Bill 73: Smart Growth for Our Communities Act, 2015
Summary of changes to the Planning Act
After months of public input, Bill 73 “ Smart Growth for our Communities Act, 2015 ” has received Royal Assent. The Act will amend both the Development Charges Act and the Planning Act. The press release can be found here .
There are many amendments, some technical, and some over-arching policy changes. This is a summary of the provisions that have been amended as part of the Province’s aim to “make the planning and appeals process more predictable.” As an example of a larger policy addition, and in keeping with the name of the Act, a new provincial interest has been identified in section 2: the promotion of built form that is well-designed, encourages a sense of place, and provides for public spaces that are of high quality, safe, accessible, attractive and vibrant.
The amendments will affect municipalities, members of the public, and developers in different ways. For example, municipalities:
• Will be required to review their official plan every ten years, as compared to the current requirement to review every five years. This change is intended to reflect the existing situation where a five-year review requires consultation, revisions and a final draft, only to then be mediated, litigated and resolved, a process that often takes five years. By the time this exercise has been completed, the ink is hardly dry on the new plan before it is time to begin the review process again. While the ten year review may alleviate the frustrations of a plan that is constantly either under review or appeal, it doesn't address the underlying problem of why a review process of a policy document takes years to complete, often involves dozens of parties, and is only feasible to those with the resources to actively participate for years at a time. See new section 26(1) and (1.1).
• When preparing a Notice of Decision, will be required to provide an explanation of the effect that any written or oral submissions had on the decision.
• Will have the option of providing parties with a “Notice and Invitation” to participate in alternative dispute resolution, prior to sending an appeal to the Board. This resolution process is not mandatory and would require the consent of all parties. See new section 17(37.2).
Members of the public and developers will notice other changes, for example:
• They are no longer permitted to file an application to amendment a plan or zoning by-law that has just been approved until a two-year moratorium on applications has expired. Council may exempt a request from this restriction, by resolution.
• More detail is required when launching an appeal. If the intent is to challenge consistency with the PPS or conformity with an official plan, the notice of appeal must contain those allegations, with supporting reasons. The failure to identify the reasons for these grounds of appeal will also be reflected as a new grounds for dismissal of an appeal.
• “Global appeals” of new official plans are no longer permitted.

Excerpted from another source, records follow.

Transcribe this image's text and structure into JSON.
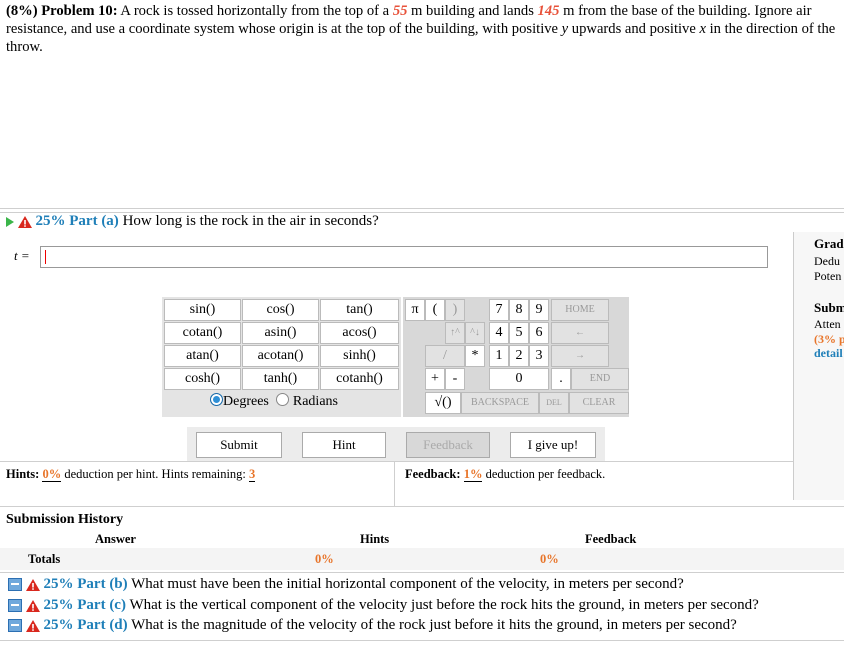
{
  "problem": {
    "prefix": "(8%) Problem 10:",
    "t1": " A rock is tossed horizontally from the top of a ",
    "height": "55",
    "t2": " m building and lands ",
    "distance": "145",
    "t3": " m from the base of the building. Ignore air resistance, and use a coordinate system whose origin is at the top of the building, with positive ",
    "y": "y",
    "t4": " upwards and positive ",
    "x": "x",
    "t5": " in the direction of the throw."
  },
  "part_a": {
    "pct": "25% Part (a)",
    "question": "How long is the rock in the air in seconds?",
    "var_label": "t ="
  },
  "side": {
    "l1": "Grad",
    "l2": "Dedu",
    "l3": "Poten",
    "l4": "Subm",
    "l5": "Atten",
    "l6": "(3% p",
    "l7": "detail"
  },
  "fn_buttons": [
    "sin()",
    "cos()",
    "tan()",
    "cotan()",
    "asin()",
    "acos()",
    "atan()",
    "acotan()",
    "sinh()",
    "cosh()",
    "tanh()",
    "cotanh()"
  ],
  "angle": {
    "degrees": "Degrees",
    "radians": "Radians"
  },
  "keypad": {
    "pi": "π",
    "lp": "(",
    "rp": ")",
    "k7": "7",
    "k8": "8",
    "k9": "9",
    "home": "HOME",
    "up": "↑^",
    "dn": "^↓",
    "k4": "4",
    "k5": "5",
    "k6": "6",
    "left": "←",
    "div": "/",
    "mul": "*",
    "k1": "1",
    "k2": "2",
    "k3": "3",
    "right": "→",
    "plus": "+",
    "minus": "-",
    "k0": "0",
    "dot": ".",
    "end": "END",
    "sqrt": "√()",
    "backspace": "BACKSPACE",
    "del": "DEL",
    "clear": "CLEAR"
  },
  "actions": {
    "submit": "Submit",
    "hint": "Hint",
    "feedback": "Feedback",
    "giveup": "I give up!"
  },
  "hints": {
    "label": "Hints:",
    "pct": "0%",
    "text1": " deduction per hint. Hints remaining: ",
    "remaining": "3"
  },
  "feedback": {
    "label": "Feedback:",
    "pct": "1%",
    "text": " deduction per feedback."
  },
  "history": {
    "title": "Submission History",
    "col_answer": "Answer",
    "col_hints": "Hints",
    "col_feedback": "Feedback",
    "totals": "Totals",
    "hints_total": "0%",
    "feedback_total": "0%"
  },
  "parts": [
    {
      "pct": "25% Part (b)",
      "question": "What must have been the initial horizontal component of the velocity, in meters per second?"
    },
    {
      "pct": "25% Part (c)",
      "question": "What is the vertical component of the velocity just before the rock hits the ground, in meters per second?"
    },
    {
      "pct": "25% Part (d)",
      "question": "What is the magnitude of the velocity of the rock just before it hits the ground, in meters per second?"
    }
  ],
  "colors": {
    "accent": "#1f7fb8",
    "value": "#e8523a",
    "orange": "#e8752a",
    "play": "#3bb54a",
    "warning": "#d9281e"
  }
}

A future regulation will detail the transition provisions, which will be important to understand how current or pending applications are dealt with, and how long municipalities have to update their documents accordingly. For example, new subsection 16(1)(b) will require that all official plans contain a description of the measures and procedures for informing and obtaining the views of the public with respect to proposed amendments to official plan and zoning, plans of subdivision and consents.
Also to be contained in a future regulation is a list of criteria to which a minor variance must conform. This has been the subject of much debate, as the current “four tests” approach generally seems to provide decision makers with a balance between direction and flexibility in determining whether or not to grant minor variances. The amendment to section 45 also enables municipalities to enact their own criteria to which a minor variance must conform, by local by-law.
The Act contains many more amendments, including requirements with respect to park plans, development charges, and development permits, as well as amendments to the Development Charges Act. The easiest way to see what will change is to view the Act on e-laws , where the amendments are highlighted in grey, with a note stating that they will come into effect on a day to be named by proclamation of the Lieutenant Governor (the proclamation date).
Aynsley Anderson - Aynsley is an associate at Barriston, practicing, living and breathing planning and municipal law. Municipal Matters is not a substitute for legal advice and is provided for general information purposes only.